--- DATA ---

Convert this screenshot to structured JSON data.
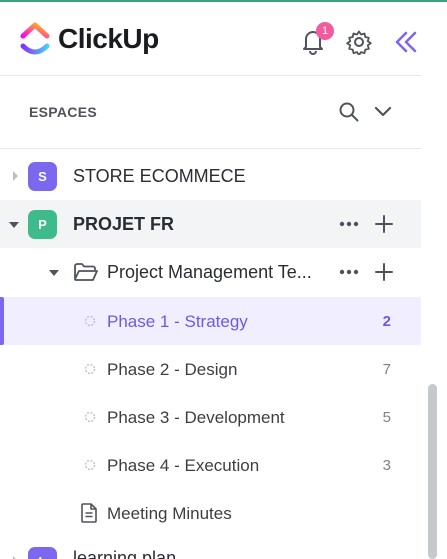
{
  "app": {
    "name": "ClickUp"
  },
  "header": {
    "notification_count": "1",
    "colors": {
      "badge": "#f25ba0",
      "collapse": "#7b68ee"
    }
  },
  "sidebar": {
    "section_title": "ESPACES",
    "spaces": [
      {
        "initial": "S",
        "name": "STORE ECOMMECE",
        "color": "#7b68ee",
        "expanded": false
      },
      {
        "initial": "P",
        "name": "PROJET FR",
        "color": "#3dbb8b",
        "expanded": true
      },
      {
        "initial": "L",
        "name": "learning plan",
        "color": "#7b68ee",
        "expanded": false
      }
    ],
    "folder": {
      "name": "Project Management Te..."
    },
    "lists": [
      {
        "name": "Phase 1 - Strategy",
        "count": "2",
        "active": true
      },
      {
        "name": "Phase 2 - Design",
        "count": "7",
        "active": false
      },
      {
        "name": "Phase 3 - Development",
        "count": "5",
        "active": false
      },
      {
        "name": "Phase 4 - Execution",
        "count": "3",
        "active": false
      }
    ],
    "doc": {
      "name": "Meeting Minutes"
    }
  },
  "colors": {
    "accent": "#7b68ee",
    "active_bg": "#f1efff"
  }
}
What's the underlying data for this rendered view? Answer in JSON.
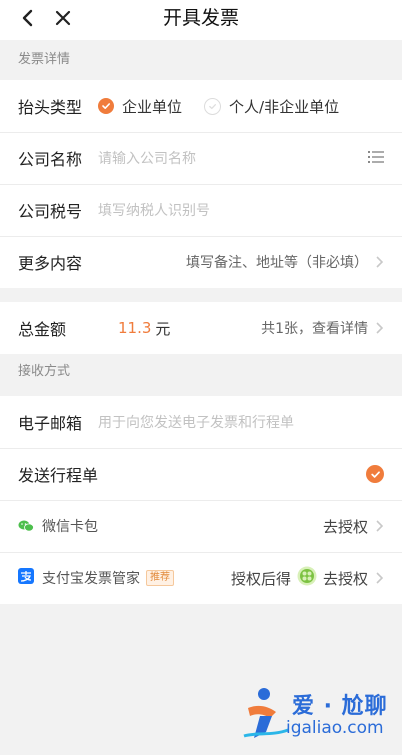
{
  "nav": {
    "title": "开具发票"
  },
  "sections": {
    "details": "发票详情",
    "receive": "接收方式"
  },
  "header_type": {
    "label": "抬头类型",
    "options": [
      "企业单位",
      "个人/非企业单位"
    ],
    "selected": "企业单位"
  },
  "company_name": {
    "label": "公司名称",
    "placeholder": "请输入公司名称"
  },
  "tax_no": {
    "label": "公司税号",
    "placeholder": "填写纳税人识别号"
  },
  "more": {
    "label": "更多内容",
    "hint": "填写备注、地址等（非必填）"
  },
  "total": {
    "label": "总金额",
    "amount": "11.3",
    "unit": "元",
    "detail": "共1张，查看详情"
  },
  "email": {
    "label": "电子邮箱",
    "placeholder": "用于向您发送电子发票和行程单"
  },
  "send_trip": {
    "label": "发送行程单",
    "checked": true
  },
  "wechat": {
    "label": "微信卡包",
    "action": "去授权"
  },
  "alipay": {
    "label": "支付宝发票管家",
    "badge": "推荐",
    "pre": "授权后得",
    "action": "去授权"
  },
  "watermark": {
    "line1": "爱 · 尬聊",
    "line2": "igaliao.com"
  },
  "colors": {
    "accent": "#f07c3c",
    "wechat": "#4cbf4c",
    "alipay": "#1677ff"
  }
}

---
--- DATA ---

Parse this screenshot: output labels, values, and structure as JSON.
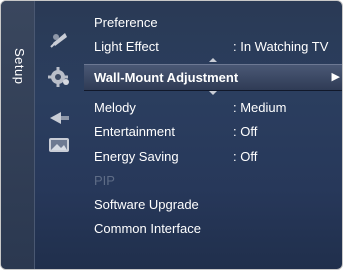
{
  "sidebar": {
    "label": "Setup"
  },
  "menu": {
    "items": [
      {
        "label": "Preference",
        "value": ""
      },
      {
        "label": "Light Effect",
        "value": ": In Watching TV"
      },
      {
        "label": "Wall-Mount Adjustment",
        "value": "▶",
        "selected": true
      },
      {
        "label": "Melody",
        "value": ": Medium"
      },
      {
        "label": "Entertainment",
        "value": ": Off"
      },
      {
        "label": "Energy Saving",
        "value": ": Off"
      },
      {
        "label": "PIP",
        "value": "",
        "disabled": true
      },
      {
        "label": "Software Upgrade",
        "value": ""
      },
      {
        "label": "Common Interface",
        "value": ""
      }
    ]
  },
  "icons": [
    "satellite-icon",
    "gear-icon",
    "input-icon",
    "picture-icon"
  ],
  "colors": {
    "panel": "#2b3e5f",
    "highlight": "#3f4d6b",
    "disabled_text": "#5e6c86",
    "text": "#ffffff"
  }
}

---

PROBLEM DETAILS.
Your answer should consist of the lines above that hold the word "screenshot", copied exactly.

RESULT.
Convert this screenshot to structured JSON data.
Parse this screenshot: output labels, values, and structure as JSON.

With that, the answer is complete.